THE PROBLEM: The reply should contain every line of the data, repeated exactly, and no pictures.

BEGIN DATA FOR THE TASK

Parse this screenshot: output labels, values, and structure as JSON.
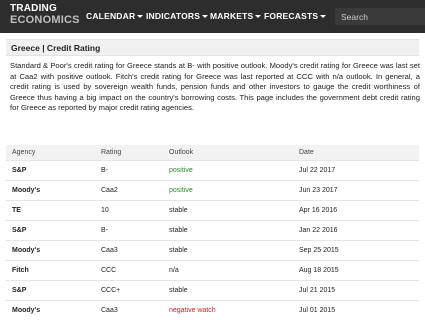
{
  "nav": {
    "logo_line1": "TRADING",
    "logo_line2": "ECONOMICS",
    "items": [
      {
        "label": "CALENDAR"
      },
      {
        "label": "INDICATORS"
      },
      {
        "label": "MARKETS"
      },
      {
        "label": "FORECASTS"
      }
    ],
    "search_placeholder": "Search"
  },
  "page": {
    "title": "Greece | Credit Rating",
    "description": "Standard & Poor's credit rating for Greece stands at B- with positive outlook. Moody's credit rating for Greece was last set at Caa2 with positive outlook. Fitch's credit rating for Greece was last reported at CCC with n/a outlook. In general, a credit rating is used by sovereign wealth funds, pension funds and other investors to gauge the credit worthiness of Greece thus having a big impact on the country's borrowing costs. This page includes the government debt credit rating for Greece as reported by major credit rating agencies."
  },
  "table": {
    "headers": [
      "Agency",
      "Rating",
      "Outlook",
      "Date"
    ],
    "rows": [
      {
        "agency": "S&P",
        "rating": "B-",
        "outlook": "positive",
        "date": "Jul 22 2017"
      },
      {
        "agency": "Moody's",
        "rating": "Caa2",
        "outlook": "positive",
        "date": "Jun 23 2017"
      },
      {
        "agency": "TE",
        "rating": "10",
        "outlook": "stable",
        "date": "Apr 16 2016"
      },
      {
        "agency": "S&P",
        "rating": "B-",
        "outlook": "stable",
        "date": "Jan 22 2016"
      },
      {
        "agency": "Moody's",
        "rating": "Caa3",
        "outlook": "stable",
        "date": "Sep 25 2015"
      },
      {
        "agency": "Fitch",
        "rating": "CCC",
        "outlook": "n/a",
        "date": "Aug 18 2015"
      },
      {
        "agency": "S&P",
        "rating": "CCC+",
        "outlook": "stable",
        "date": "Jul 21 2015"
      },
      {
        "agency": "Moody's",
        "rating": "Caa3",
        "outlook": "negative watch",
        "date": "Jul 01 2015"
      }
    ]
  },
  "colors": {
    "navbar": "#2d2d2d",
    "positive": "#2e8b2e",
    "negative": "#d62020"
  }
}
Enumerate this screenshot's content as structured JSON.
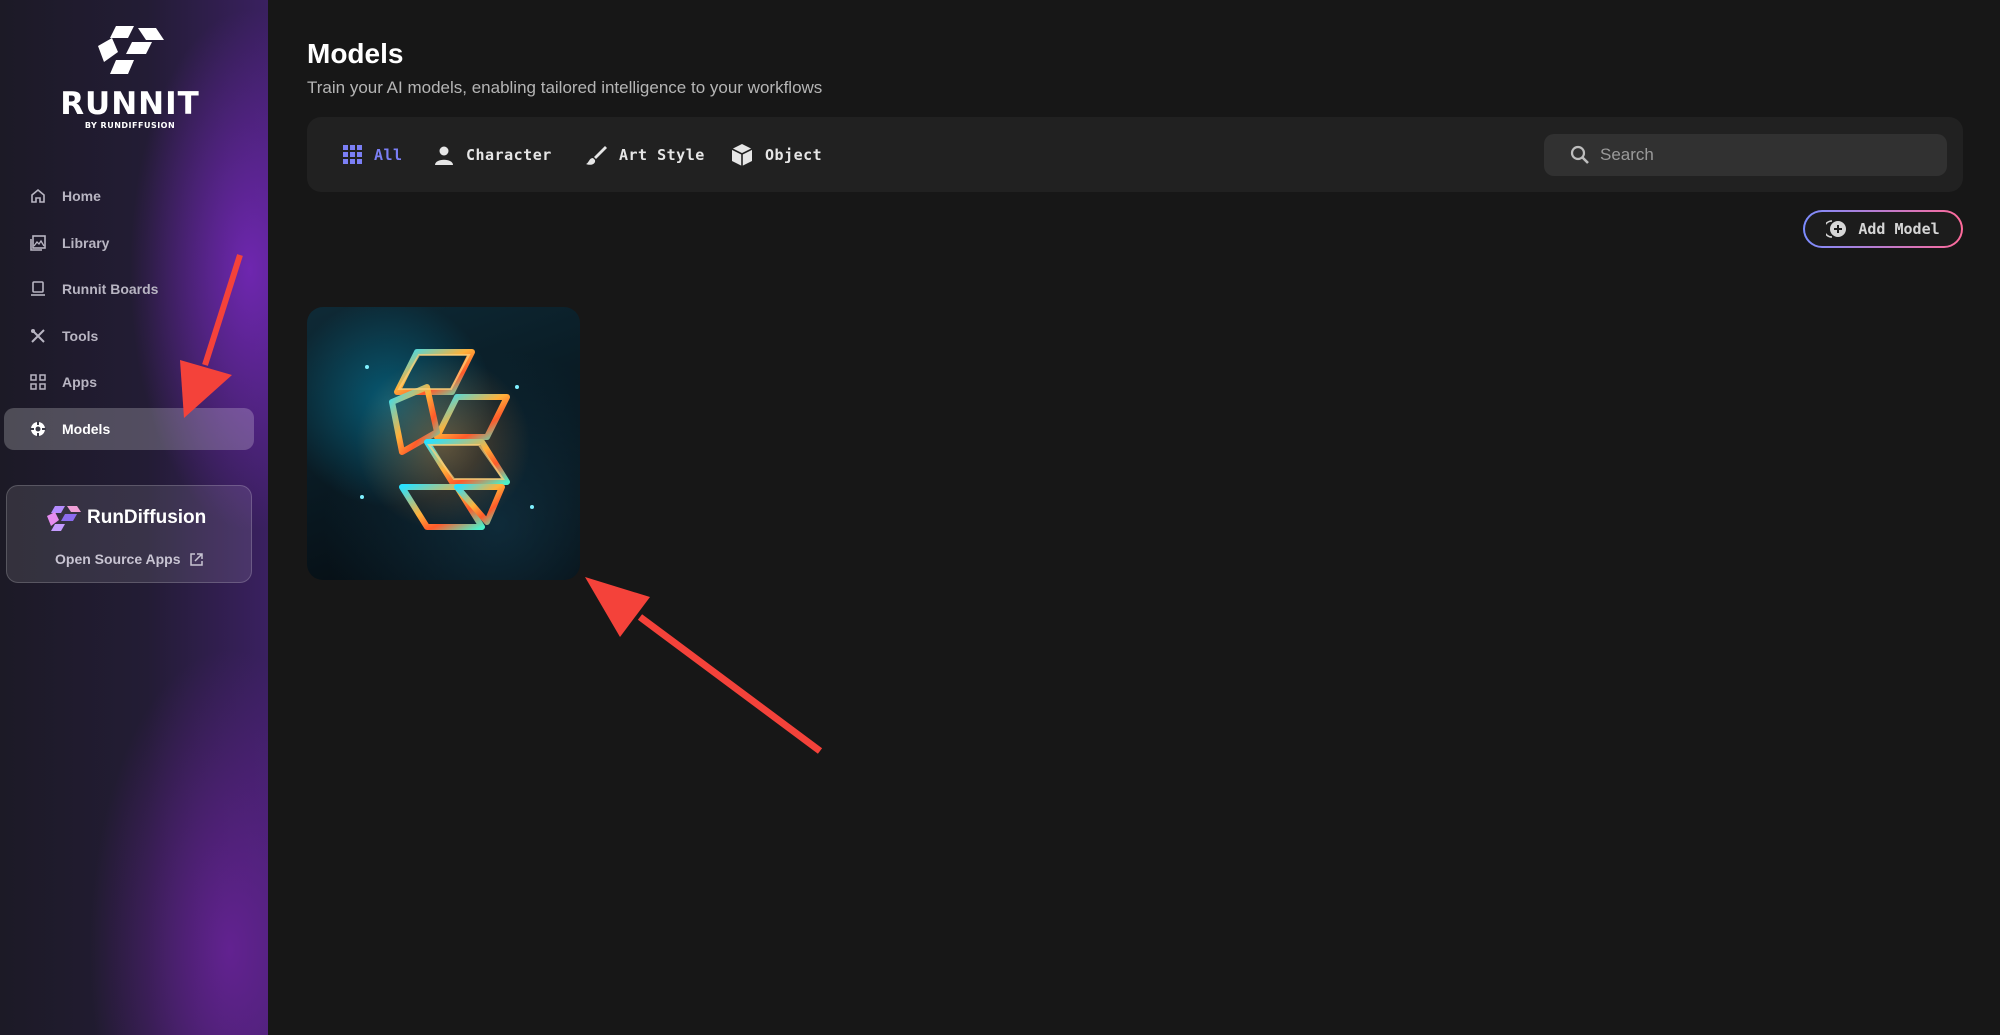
{
  "brand": {
    "logo_word": "RUNNIT",
    "logo_sub": "BY RUNDIFFUSION"
  },
  "sidebar": {
    "items": [
      {
        "label": "Home",
        "icon": "home-icon"
      },
      {
        "label": "Library",
        "icon": "image-library-icon"
      },
      {
        "label": "Runnit Boards",
        "icon": "board-icon"
      },
      {
        "label": "Tools",
        "icon": "tools-icon"
      },
      {
        "label": "Apps",
        "icon": "apps-grid-icon"
      },
      {
        "label": "Models",
        "icon": "models-icon",
        "active": true
      }
    ],
    "promo": {
      "title": "RunDiffusion",
      "link_label": "Open Source Apps"
    }
  },
  "header": {
    "title": "Models",
    "subtitle": "Train your AI models, enabling tailored intelligence to your workflows"
  },
  "filters": {
    "tabs": [
      {
        "label": "All",
        "icon": "grid-icon",
        "active": true
      },
      {
        "label": "Character",
        "icon": "person-icon"
      },
      {
        "label": "Art Style",
        "icon": "brush-icon"
      },
      {
        "label": "Object",
        "icon": "cube-icon"
      }
    ],
    "search_placeholder": "Search"
  },
  "actions": {
    "add_model_label": "Add Model"
  },
  "colors": {
    "accent": "#7b7ff5",
    "background": "#171717",
    "annotation_arrow": "#f4423a"
  }
}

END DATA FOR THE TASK

EXERCISE ANSWER:
Parse this screenshot: output labels, values, and structure as JSON.
{
  "nav": {
    "logo_line1": "TRADING",
    "logo_line2": "ECONOMICS",
    "items": [
      {
        "label": "CALENDAR"
      },
      {
        "label": "INDICATORS"
      },
      {
        "label": "MARKETS"
      },
      {
        "label": "FORECASTS"
      }
    ],
    "search_placeholder": "Search"
  },
  "page": {
    "title": "Greece | Credit Rating",
    "description": "Standard & Poor's credit rating for Greece stands at B- with positive outlook. Moody's credit rating for Greece was last set at Caa2 with positive outlook. Fitch's credit rating for Greece was last reported at CCC with n/a outlook. In general, a credit rating is used by sovereign wealth funds, pension funds and other investors to gauge the credit worthiness of Greece thus having a big impact on the country's borrowing costs. This page includes the government debt credit rating for Greece as reported by major credit rating agencies."
  },
  "table": {
    "headers": [
      "Agency",
      "Rating",
      "Outlook",
      "Date"
    ],
    "rows": [
      {
        "agency": "S&P",
        "rating": "B-",
        "outlook": "positive",
        "date": "Jul 22 2017"
      },
      {
        "agency": "Moody's",
        "rating": "Caa2",
        "outlook": "positive",
        "date": "Jun 23 2017"
      },
      {
        "agency": "TE",
        "rating": "10",
        "outlook": "stable",
        "date": "Apr 16 2016"
      },
      {
        "agency": "S&P",
        "rating": "B-",
        "outlook": "stable",
        "date": "Jan 22 2016"
      },
      {
        "agency": "Moody's",
        "rating": "Caa3",
        "outlook": "stable",
        "date": "Sep 25 2015"
      },
      {
        "agency": "Fitch",
        "rating": "CCC",
        "outlook": "n/a",
        "date": "Aug 18 2015"
      },
      {
        "agency": "S&P",
        "rating": "CCC+",
        "outlook": "stable",
        "date": "Jul 21 2015"
      },
      {
        "agency": "Moody's",
        "rating": "Caa3",
        "outlook": "negative watch",
        "date": "Jul 01 2015"
      }
    ]
  },
  "colors": {
    "navbar": "#2d2d2d",
    "positive": "#2e8b2e",
    "negative": "#d62020"
  }
}
Enumerate this screenshot's content as structured JSON.
{
  "brand": {
    "logo_word": "RUNNIT",
    "logo_sub": "BY RUNDIFFUSION"
  },
  "sidebar": {
    "items": [
      {
        "label": "Home",
        "icon": "home-icon"
      },
      {
        "label": "Library",
        "icon": "image-library-icon"
      },
      {
        "label": "Runnit Boards",
        "icon": "board-icon"
      },
      {
        "label": "Tools",
        "icon": "tools-icon"
      },
      {
        "label": "Apps",
        "icon": "apps-grid-icon"
      },
      {
        "label": "Models",
        "icon": "models-icon",
        "active": true
      }
    ],
    "promo": {
      "title": "RunDiffusion",
      "link_label": "Open Source Apps"
    }
  },
  "header": {
    "title": "Models",
    "subtitle": "Train your AI models, enabling tailored intelligence to your workflows"
  },
  "filters": {
    "tabs": [
      {
        "label": "All",
        "icon": "grid-icon",
        "active": true
      },
      {
        "label": "Character",
        "icon": "person-icon"
      },
      {
        "label": "Art Style",
        "icon": "brush-icon"
      },
      {
        "label": "Object",
        "icon": "cube-icon"
      }
    ],
    "search_placeholder": "Search"
  },
  "actions": {
    "add_model_label": "Add Model"
  },
  "colors": {
    "accent": "#7b7ff5",
    "background": "#171717",
    "annotation_arrow": "#f4423a"
  }
}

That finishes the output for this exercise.